Benjamin Crump, an attorney for the victims said he became aware of the court filing when the media did - less than 24 hours ahead of the expected sentencing.
"Right now, we're concentrating on supporting the victims, getting them through tomorrow, and we'll address that when we get more information about it," Crump told NewsChannel 4. "We anticipate them to make every argument, because lawyers make arguments for their clients."
Crump attended a forum Wednesday night at Langston University's Oklahoma City campus.
More than a hundred people showed up, including the city's police chief, to discuss the Holtzclaw verdict and sexual assault in the African-American community.
The people who celebrated the jury's verdict are hoping the judge turns it down.
"It's amazing, in this day and time, you get that many convictions that they would attempt, that they would even consider with that amount evidence and with a jury of your peers recommending 200-plus years, and you ask for a new trial," said Garland Pruitt of Oklahoma City's NAACP chapter. "That's just a waste of taxpayer dollars and skirting justice."
On Thursday afternoon, a judge delayed sentencing Holtzclaw to take a look at the petition and his request for a new trial.

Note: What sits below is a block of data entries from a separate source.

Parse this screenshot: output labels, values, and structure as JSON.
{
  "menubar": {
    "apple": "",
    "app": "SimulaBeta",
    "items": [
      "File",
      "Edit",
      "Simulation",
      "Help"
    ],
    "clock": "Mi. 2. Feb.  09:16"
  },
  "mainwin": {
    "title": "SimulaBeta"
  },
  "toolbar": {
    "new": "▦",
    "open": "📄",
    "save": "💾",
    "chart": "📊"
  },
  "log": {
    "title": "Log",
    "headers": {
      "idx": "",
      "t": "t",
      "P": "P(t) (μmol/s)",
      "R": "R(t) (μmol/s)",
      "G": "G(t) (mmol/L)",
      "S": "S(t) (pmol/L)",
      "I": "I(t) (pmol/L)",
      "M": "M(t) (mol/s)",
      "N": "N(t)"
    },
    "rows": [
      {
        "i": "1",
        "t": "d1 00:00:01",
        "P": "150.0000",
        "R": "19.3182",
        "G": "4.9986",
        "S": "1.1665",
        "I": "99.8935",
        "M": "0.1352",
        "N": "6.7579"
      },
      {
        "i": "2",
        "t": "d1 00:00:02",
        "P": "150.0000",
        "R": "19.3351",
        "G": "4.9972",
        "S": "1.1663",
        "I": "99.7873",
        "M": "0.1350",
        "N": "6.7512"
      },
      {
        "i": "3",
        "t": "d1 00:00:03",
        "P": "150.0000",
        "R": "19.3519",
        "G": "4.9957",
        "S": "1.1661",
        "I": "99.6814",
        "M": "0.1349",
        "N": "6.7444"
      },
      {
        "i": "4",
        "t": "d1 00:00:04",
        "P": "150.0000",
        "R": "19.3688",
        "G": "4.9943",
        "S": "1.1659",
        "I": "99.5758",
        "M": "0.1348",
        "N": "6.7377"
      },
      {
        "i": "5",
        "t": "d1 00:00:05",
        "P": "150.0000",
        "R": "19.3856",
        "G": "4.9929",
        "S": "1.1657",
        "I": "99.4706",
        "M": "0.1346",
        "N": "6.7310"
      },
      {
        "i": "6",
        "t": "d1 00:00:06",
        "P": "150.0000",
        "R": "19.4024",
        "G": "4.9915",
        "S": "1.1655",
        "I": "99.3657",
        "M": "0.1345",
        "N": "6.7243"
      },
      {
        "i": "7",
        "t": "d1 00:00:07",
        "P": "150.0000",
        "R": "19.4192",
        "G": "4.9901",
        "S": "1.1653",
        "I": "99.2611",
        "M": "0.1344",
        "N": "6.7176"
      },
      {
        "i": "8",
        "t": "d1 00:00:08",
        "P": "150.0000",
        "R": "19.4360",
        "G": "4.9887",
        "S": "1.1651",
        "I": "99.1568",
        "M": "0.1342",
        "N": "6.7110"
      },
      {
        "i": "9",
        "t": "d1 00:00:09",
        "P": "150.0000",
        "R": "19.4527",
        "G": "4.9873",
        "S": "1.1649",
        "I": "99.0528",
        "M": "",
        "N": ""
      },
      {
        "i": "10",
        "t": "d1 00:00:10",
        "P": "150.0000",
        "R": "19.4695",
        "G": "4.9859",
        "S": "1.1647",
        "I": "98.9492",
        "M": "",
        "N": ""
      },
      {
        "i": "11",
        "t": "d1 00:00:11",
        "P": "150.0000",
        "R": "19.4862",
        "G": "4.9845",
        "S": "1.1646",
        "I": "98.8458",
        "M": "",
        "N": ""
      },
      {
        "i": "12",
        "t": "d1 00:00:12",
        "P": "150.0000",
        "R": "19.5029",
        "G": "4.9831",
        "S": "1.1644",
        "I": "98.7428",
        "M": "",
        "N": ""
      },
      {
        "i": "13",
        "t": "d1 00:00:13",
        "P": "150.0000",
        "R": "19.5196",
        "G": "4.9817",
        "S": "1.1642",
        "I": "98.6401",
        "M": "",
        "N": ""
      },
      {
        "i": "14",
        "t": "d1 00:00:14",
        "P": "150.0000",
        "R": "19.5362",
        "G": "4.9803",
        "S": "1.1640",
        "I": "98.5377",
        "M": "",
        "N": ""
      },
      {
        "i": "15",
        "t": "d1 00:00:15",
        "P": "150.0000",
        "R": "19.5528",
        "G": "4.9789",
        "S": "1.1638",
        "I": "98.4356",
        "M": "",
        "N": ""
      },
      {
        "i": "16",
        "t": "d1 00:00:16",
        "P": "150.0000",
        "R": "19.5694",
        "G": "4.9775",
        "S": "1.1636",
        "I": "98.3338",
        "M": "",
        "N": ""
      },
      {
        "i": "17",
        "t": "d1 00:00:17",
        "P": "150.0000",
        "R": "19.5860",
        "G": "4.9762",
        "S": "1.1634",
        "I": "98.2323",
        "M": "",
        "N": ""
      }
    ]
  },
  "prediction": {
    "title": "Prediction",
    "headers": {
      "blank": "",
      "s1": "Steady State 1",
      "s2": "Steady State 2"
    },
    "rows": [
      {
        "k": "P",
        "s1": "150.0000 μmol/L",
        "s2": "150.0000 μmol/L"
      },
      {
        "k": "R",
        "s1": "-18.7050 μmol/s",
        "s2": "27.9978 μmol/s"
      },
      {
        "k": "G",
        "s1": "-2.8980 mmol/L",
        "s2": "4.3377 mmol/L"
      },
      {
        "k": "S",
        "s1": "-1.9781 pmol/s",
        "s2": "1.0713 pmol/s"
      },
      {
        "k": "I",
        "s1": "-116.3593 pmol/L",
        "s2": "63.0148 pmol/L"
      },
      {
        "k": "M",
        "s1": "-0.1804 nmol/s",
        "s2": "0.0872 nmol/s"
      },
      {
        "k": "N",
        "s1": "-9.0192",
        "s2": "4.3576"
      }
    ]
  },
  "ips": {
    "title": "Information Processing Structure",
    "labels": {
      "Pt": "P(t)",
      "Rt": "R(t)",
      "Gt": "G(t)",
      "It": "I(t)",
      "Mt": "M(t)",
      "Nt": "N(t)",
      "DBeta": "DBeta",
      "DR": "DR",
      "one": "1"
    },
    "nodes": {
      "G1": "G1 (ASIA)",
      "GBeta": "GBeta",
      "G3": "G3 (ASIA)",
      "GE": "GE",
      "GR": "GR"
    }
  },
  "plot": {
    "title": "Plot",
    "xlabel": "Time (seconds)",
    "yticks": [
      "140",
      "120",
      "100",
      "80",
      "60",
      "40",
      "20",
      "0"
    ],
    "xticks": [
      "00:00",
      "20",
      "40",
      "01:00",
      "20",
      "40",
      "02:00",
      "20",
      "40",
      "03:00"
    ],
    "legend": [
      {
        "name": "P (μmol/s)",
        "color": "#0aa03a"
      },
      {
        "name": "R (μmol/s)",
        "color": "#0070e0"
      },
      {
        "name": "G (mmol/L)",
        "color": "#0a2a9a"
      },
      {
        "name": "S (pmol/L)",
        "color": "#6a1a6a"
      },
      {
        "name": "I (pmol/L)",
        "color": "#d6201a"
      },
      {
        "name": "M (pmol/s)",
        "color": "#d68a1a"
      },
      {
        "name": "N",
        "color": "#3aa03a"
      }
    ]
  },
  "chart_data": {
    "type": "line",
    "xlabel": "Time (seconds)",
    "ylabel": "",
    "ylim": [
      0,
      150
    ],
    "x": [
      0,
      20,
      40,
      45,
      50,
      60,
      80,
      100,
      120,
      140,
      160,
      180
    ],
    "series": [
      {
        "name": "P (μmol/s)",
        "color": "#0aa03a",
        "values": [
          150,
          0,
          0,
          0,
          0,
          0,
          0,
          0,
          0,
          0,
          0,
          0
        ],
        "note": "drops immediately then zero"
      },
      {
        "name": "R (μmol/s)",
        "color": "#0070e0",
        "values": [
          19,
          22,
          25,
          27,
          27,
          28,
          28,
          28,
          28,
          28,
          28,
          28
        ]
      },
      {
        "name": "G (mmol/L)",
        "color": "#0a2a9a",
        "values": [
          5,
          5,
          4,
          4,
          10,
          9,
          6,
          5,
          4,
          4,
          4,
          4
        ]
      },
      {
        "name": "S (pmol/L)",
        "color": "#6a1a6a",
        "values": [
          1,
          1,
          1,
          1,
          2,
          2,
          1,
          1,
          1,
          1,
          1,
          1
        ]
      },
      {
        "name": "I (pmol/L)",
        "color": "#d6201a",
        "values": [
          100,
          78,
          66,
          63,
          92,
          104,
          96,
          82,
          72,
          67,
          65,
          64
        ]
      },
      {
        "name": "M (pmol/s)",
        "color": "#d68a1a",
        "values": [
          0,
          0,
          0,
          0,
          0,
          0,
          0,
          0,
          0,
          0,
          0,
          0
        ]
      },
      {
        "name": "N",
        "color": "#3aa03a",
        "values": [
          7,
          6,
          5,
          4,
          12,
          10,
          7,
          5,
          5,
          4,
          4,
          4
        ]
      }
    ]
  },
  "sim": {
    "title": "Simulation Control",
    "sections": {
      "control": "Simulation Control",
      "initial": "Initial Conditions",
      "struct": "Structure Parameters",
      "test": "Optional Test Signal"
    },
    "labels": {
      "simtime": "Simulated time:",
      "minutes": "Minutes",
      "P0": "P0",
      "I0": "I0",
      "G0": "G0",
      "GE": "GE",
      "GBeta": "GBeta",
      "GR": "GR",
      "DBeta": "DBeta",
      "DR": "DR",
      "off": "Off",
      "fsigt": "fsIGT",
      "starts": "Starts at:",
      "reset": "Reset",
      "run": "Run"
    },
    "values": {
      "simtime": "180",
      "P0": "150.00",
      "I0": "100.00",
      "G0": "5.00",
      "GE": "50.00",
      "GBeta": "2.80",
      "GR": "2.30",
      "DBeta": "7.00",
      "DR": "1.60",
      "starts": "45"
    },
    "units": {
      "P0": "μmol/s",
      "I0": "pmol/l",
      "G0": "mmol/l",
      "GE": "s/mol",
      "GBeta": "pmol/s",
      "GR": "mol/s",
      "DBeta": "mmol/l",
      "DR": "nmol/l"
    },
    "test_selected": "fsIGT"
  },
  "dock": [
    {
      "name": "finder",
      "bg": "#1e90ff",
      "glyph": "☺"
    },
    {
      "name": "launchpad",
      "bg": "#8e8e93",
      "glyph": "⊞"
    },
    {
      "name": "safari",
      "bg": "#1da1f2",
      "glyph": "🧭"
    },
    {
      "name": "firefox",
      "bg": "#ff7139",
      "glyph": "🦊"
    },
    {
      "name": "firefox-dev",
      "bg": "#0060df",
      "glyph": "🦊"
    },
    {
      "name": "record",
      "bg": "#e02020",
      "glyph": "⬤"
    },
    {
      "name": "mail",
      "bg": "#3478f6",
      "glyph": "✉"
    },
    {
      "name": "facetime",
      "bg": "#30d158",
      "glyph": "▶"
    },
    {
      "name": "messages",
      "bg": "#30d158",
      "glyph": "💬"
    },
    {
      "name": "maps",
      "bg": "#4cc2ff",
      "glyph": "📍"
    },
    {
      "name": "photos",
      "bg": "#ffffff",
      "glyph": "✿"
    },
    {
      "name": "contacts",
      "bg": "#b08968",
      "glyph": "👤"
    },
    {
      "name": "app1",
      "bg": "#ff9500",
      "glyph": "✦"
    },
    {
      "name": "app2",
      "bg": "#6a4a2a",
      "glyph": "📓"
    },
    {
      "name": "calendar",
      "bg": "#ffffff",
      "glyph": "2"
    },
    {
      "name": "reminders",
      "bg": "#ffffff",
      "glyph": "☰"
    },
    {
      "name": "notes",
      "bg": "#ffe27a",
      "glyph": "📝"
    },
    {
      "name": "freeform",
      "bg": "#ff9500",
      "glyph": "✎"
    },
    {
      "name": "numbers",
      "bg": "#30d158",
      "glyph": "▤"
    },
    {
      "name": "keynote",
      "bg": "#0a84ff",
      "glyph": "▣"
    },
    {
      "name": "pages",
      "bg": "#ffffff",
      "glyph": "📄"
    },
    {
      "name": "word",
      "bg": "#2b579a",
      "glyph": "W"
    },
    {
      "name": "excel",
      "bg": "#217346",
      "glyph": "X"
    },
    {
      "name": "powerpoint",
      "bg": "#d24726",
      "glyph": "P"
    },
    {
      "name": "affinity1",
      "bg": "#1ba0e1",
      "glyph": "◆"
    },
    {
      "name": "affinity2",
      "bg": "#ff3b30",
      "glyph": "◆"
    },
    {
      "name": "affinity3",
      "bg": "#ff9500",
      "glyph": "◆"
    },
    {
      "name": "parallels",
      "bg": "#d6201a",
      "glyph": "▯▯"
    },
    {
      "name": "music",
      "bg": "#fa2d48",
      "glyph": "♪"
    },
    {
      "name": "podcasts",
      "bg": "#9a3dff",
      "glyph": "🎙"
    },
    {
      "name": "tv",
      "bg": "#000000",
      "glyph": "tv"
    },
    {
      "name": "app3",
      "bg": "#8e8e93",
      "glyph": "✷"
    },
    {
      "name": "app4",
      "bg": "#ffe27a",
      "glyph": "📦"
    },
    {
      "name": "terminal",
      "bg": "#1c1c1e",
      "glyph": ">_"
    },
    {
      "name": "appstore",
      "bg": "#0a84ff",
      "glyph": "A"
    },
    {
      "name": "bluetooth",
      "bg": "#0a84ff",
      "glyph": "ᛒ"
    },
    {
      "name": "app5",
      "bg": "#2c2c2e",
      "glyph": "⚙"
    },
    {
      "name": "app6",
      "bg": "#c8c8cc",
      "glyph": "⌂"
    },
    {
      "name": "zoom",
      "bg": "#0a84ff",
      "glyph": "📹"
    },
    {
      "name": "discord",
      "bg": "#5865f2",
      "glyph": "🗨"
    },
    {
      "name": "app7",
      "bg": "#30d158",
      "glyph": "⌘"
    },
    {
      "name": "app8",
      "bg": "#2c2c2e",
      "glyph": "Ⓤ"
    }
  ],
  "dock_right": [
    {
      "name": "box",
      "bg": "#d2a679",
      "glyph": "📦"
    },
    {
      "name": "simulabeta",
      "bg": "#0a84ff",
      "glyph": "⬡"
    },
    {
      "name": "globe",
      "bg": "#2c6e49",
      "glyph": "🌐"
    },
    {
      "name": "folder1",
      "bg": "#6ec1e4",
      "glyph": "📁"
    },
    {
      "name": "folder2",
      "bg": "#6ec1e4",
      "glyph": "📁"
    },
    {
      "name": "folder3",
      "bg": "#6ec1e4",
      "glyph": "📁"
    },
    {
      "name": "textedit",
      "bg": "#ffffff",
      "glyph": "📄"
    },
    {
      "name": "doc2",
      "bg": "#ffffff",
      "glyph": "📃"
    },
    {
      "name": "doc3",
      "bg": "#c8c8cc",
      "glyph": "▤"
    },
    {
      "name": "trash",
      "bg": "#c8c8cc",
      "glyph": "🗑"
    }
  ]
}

Around 2 p.m., the judge announced that Holtzclaw's request for a new trial was denied.